Chan, Edmond Y. and Tooze, Sharon A. (2009) Evolution of Atg1 function and regulation. Autophagy, 5 (6). pp. 758-765.Full text not available in this repository. (Request a copy from the Strathclyde author)
The serine/threonine kinase Atg1 plays an essential role downstream of TOR for the regulation of autophagy. In yeast, where Atg1 was first identified, a complex regulatory mechanism has been described that includes at least seven other interacting proteins and a phosphorylation-dependent switch. Recent findings confirm that the mammalian Atg1 homologues ULK1 and 2 have autophagy regulatory roles. However, we and others have also demonstrated mechanistic differences with the yeast model and between these two Atg1 family members. Here, we elaborate on our growing understanding of Atg1 function, incorporating findings from yeast, C. elegans, D. melanogaster and mammalian cells. We propose that through evolution, Atg1 proteins have adopted additional cellular functions and regulatory mechanisms, which could involve multiple gene family isoforms working within multifunctional protein complexes.
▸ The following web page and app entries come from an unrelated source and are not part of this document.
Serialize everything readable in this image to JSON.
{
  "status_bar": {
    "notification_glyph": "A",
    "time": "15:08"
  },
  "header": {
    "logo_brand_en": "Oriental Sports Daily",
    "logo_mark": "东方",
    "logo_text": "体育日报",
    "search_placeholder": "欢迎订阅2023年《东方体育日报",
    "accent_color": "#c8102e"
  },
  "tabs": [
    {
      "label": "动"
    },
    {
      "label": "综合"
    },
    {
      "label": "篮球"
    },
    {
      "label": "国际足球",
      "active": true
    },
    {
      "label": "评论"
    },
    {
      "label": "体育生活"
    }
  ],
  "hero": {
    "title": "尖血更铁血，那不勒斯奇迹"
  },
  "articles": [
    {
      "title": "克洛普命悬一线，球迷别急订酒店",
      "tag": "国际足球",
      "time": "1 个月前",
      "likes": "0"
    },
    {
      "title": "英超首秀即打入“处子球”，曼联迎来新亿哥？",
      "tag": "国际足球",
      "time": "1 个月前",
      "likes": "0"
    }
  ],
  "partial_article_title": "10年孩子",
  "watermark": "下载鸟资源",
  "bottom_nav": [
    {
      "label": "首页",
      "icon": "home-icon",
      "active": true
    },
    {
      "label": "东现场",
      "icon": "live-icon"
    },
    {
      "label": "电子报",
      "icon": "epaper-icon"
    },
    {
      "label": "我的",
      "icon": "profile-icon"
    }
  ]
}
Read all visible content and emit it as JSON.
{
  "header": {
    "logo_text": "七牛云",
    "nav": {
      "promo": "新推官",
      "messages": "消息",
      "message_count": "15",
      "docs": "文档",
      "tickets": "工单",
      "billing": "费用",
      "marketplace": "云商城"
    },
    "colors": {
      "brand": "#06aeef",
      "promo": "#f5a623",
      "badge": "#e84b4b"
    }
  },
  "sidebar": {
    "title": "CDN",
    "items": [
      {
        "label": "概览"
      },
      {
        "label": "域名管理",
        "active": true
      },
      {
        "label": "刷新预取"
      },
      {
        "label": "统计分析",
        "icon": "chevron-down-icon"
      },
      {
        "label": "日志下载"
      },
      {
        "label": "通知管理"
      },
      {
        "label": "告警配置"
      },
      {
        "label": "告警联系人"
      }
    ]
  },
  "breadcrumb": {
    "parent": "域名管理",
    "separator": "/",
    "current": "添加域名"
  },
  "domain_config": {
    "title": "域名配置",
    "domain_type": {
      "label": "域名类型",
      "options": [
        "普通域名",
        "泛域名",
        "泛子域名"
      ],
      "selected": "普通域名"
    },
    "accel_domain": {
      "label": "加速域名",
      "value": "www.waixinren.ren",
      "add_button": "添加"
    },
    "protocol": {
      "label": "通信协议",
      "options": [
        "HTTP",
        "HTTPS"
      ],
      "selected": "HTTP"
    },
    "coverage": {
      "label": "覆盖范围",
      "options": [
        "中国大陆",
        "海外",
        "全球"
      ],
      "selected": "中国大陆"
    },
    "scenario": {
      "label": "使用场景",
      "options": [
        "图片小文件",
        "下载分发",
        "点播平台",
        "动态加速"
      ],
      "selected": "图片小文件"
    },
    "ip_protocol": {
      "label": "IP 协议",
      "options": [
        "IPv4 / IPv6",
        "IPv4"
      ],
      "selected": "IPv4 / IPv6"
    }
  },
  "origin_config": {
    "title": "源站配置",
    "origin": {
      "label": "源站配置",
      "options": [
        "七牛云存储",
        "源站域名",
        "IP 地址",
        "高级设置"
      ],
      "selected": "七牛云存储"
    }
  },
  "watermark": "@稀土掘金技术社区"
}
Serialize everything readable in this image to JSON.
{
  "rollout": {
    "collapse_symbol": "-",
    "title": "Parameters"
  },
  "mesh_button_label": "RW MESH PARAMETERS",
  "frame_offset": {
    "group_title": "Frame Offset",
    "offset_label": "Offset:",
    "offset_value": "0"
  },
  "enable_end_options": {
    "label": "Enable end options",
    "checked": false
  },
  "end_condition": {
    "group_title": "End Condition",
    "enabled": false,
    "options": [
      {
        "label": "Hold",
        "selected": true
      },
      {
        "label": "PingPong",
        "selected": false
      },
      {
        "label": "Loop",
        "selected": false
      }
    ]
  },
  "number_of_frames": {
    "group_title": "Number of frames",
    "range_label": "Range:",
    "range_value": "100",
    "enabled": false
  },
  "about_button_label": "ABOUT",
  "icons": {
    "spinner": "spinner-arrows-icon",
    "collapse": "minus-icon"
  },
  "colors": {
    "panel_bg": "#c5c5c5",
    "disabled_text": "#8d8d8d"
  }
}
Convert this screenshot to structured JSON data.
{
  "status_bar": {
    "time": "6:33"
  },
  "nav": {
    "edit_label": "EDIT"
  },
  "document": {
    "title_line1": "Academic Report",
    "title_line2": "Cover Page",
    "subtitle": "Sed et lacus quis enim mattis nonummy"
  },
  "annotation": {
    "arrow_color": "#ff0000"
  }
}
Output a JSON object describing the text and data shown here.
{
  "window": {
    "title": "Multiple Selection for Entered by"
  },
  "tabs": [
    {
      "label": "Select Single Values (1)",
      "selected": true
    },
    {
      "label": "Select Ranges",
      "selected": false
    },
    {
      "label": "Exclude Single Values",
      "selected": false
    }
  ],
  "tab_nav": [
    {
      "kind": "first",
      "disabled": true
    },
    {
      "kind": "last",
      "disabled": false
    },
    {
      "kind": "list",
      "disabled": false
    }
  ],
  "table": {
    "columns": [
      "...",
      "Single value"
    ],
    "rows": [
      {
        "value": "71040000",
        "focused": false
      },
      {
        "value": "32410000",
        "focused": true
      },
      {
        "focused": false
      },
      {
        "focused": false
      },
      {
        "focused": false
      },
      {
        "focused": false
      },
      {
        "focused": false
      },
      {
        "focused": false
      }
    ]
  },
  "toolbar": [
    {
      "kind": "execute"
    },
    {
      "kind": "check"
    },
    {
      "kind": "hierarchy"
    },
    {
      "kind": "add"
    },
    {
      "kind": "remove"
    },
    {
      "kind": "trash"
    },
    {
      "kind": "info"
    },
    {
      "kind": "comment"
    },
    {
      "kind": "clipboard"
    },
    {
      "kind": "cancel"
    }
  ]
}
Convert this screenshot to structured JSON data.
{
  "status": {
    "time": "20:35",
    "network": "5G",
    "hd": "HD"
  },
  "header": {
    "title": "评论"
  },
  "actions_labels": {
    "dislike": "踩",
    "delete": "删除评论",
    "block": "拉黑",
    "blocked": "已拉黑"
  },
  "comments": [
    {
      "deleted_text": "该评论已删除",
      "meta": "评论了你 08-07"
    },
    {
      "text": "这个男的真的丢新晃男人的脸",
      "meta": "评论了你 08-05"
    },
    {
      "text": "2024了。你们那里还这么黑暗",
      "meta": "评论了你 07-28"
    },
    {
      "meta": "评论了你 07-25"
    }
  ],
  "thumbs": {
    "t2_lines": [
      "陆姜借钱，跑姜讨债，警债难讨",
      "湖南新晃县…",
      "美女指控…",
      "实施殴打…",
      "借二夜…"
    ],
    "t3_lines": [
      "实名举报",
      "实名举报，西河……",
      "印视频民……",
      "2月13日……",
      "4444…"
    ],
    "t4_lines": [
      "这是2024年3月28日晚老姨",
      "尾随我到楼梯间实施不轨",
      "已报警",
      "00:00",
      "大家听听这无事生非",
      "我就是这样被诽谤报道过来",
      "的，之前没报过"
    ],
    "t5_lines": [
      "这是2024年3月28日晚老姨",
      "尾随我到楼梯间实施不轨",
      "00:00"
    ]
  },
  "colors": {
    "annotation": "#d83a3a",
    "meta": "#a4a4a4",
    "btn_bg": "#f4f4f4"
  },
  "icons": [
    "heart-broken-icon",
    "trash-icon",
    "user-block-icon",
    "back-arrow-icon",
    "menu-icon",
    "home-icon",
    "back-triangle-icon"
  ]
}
The gene family expansion observed in higher eukaryotes might reflect an increased functional diversity of Atg1 proteins in cell growth, differentiation and survival.
|Keywords:||ulk, unc-51, unc-51-like kinase, fused, stk36, autophagy, Therapeutics. Pharmacology, Cell Biology, Molecular Biology|
|Subjects:||Medicine > Therapeutics. Pharmacology|
|Department:||Faculty of Science > Strathclyde Institute of Pharmacy and Biomedical Sciences|
|Depositing user:||Strathprints Administrator|
|Date Deposited:||17 Mar 2010 10:27|
|Last modified:||10 Mar 2017 04:59|